Okay, so imagine yourself waiting to get into this nice restaurant and you look over and see the typical vending machines offering gum-balls and other toy novelties for the kids. But then you notice this one other machine that just doesn’t look quite right…so you walk over to it and suddenly you can’t quite believe your eyes. Indeed, this is no ordinary prize machine…no sir, this remote controlled claw doesn’t yield some stuffed animal that is almost impossible to grab…nope, this one offers up a live, swimming lobster.
Here’s the deal. Apparently more and more restaurants (and markets) are finding that vending machines offering up live Maine lobsters are a big hit with patrons.
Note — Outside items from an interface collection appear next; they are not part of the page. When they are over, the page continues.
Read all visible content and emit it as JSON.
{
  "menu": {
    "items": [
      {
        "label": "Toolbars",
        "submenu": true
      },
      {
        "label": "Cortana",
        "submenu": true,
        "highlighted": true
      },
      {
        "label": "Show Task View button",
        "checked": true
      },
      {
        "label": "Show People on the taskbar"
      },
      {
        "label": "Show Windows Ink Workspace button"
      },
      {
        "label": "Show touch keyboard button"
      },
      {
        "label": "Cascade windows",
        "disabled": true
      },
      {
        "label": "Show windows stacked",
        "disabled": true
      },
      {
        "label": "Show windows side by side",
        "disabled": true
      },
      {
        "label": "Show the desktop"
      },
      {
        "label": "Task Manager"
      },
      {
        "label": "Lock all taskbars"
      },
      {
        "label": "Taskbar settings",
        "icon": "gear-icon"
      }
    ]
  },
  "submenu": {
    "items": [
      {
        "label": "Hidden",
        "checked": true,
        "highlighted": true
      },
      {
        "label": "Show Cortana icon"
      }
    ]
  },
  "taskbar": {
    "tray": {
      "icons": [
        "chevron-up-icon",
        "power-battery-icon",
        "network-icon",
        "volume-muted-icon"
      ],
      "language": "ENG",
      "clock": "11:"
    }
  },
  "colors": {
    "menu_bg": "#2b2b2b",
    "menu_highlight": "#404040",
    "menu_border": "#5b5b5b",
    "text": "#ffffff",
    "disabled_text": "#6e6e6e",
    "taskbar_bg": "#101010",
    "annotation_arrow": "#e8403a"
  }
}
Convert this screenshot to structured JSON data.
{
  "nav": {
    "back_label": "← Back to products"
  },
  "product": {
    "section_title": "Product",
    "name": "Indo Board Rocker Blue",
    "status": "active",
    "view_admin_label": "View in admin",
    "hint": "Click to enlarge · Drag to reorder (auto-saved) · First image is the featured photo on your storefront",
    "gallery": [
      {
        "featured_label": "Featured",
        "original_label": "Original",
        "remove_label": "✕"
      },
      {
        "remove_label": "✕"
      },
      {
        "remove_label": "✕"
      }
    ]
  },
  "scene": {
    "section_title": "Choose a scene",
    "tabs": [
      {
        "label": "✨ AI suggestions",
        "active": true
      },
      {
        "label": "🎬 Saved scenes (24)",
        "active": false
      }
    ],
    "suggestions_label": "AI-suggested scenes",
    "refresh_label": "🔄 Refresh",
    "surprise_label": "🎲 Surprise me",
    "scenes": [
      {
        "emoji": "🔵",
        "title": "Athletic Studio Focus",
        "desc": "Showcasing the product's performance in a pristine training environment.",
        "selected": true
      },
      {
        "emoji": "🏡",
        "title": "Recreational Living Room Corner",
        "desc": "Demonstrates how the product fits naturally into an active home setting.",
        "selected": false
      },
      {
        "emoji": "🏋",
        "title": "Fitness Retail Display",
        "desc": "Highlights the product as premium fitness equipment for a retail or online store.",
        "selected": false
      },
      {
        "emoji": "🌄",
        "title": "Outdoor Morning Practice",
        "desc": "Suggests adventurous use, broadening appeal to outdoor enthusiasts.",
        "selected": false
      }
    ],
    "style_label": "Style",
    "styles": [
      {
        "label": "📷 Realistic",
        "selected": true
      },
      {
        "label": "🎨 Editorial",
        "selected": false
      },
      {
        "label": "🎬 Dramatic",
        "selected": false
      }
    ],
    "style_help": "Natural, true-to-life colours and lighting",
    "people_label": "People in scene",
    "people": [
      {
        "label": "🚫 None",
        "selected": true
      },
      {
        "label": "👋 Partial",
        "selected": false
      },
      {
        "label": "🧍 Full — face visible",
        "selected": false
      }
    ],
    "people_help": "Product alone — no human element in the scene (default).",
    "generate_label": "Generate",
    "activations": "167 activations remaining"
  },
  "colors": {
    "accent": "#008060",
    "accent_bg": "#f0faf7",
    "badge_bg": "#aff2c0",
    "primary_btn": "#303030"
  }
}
Let’s say you pay $2 for a 30–second chance to grab a live lobster…and if successful, the restaurant will cook it up for free. Certainly gives new meaning to winning, doesn’t it? Now, instead of counting those agonizingly long minutes waiting for a table…you can be entertained as folks attempt to do a little “in-restaurant fishing” for their food. Well, maybe it’s not exactly fishing…but you get the idea.
Of course, such novelties do not come without their controversy. Yup, you probably guessed it…our friends from PETA now have something new to champion. Just last week it was reported a restaurant in Pittsburgh decided to pull the machine because of the complaints and threatening e-mails it received thanks to these whiners. Yet, the machines are reported to be expanding in popularity and can now be found in at least 20 states.
Personally, I think it’s a novel idea and I give the person who invented it kudos. If nothing else, it reminds people that the food we eat in restaurants and at home has to be caught by someone. Granted, grabbing a lobster with big mechanical claws is not exactly the quintessential manner of food gathering…yet it seems to me to be fairly harmless and a quite entertaining activity for most people who either choose to participate or to watch.
Heck, over the years we’ve learned to buy our night-crawlers and tackle out of fancy vending machines…it only makes sense that the day would come when we might also claim our catch by operating a joystick with a little finesse. Not to mention, imagine how much more personally rewarding it must feel for the restaurant patron to be able to say they dined on their own catch. Hmmm…now there’s a feeling that most of us sportsmen can relate to quite well, isn’t it?
© 2006 Jim Braaten. All Rights Reserved. No Reproduction without Prior Permission.